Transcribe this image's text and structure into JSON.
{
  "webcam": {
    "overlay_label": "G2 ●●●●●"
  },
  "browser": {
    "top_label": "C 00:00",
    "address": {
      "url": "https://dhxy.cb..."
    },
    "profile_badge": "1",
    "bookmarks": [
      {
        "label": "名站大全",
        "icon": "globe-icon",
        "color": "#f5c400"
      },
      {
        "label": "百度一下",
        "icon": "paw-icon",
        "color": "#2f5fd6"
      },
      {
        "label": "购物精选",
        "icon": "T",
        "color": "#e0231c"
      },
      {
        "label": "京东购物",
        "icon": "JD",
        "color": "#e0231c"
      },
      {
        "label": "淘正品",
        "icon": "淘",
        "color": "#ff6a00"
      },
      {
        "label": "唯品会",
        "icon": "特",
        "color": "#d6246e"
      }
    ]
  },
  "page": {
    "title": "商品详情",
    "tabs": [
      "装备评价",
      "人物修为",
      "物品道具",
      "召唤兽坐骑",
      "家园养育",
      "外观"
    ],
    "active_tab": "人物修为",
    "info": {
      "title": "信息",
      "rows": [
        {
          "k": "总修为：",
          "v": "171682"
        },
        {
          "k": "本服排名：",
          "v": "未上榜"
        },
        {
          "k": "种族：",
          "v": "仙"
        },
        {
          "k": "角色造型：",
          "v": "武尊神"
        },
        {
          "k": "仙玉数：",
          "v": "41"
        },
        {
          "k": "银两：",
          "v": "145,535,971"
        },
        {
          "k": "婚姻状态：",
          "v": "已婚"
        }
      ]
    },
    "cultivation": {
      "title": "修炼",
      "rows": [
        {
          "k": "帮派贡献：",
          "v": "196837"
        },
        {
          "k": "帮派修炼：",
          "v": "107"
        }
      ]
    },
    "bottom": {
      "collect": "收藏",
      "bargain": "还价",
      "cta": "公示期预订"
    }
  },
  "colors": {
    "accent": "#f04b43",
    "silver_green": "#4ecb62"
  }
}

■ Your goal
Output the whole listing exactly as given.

■ Result
Transcribe this image's text and structure into JSON.
{
  "webcam": {
    "overlay_label": "G2 ●●●●●"
  },
  "browser": {
    "top_label": "C 00:00",
    "address": {
      "url": "https://dhxy.cb..."
    },
    "profile_badge": "1",
    "bookmarks": [
      {
        "label": "名站大全",
        "icon": "globe-icon",
        "color": "#f5c400"
      },
      {
        "label": "百度一下",
        "icon": "paw-icon",
        "color": "#2f5fd6"
      },
      {
        "label": "购物精选",
        "icon": "T",
        "color": "#e0231c"
      },
      {
        "label": "京东购物",
        "icon": "JD",
        "color": "#e0231c"
      },
      {
        "label": "淘正品",
        "icon": "淘",
        "color": "#ff6a00"
      },
      {
        "label": "唯品会",
        "icon": "特",
        "color": "#d6246e"
      }
    ]
  },
  "page": {
    "title": "商品详情",
    "tabs": [
      "装备评价",
      "人物修为",
      "物品道具",
      "召唤兽坐骑",
      "家园养育",
      "外观"
    ],
    "active_tab": "人物修为",
    "info": {
      "title": "信息",
      "rows": [
        {
          "k": "总修为：",
          "v": "171682"
        },
        {
          "k": "本服排名：",
          "v": "未上榜"
        },
        {
          "k": "种族：",
          "v": "仙"
        },
        {
          "k": "角色造型：",
          "v": "武尊神"
        },
        {
          "k": "仙玉数：",
          "v": "41"
        },
        {
          "k": "银两：",
          "v": "145,535,971"
        },
        {
          "k": "婚姻状态：",
          "v": "已婚"
        }
      ]
    },
    "cultivation": {
      "title": "修炼",
      "rows": [
        {
          "k": "帮派贡献：",
          "v": "196837"
        },
        {
          "k": "帮派修炼：",
          "v": "107"
        }
      ]
    },
    "bottom": {
      "collect": "收藏",
      "bargain": "还价",
      "cta": "公示期预订"
    }
  },
  "colors": {
    "accent": "#f04b43",
    "silver_green": "#4ecb62"
  }
}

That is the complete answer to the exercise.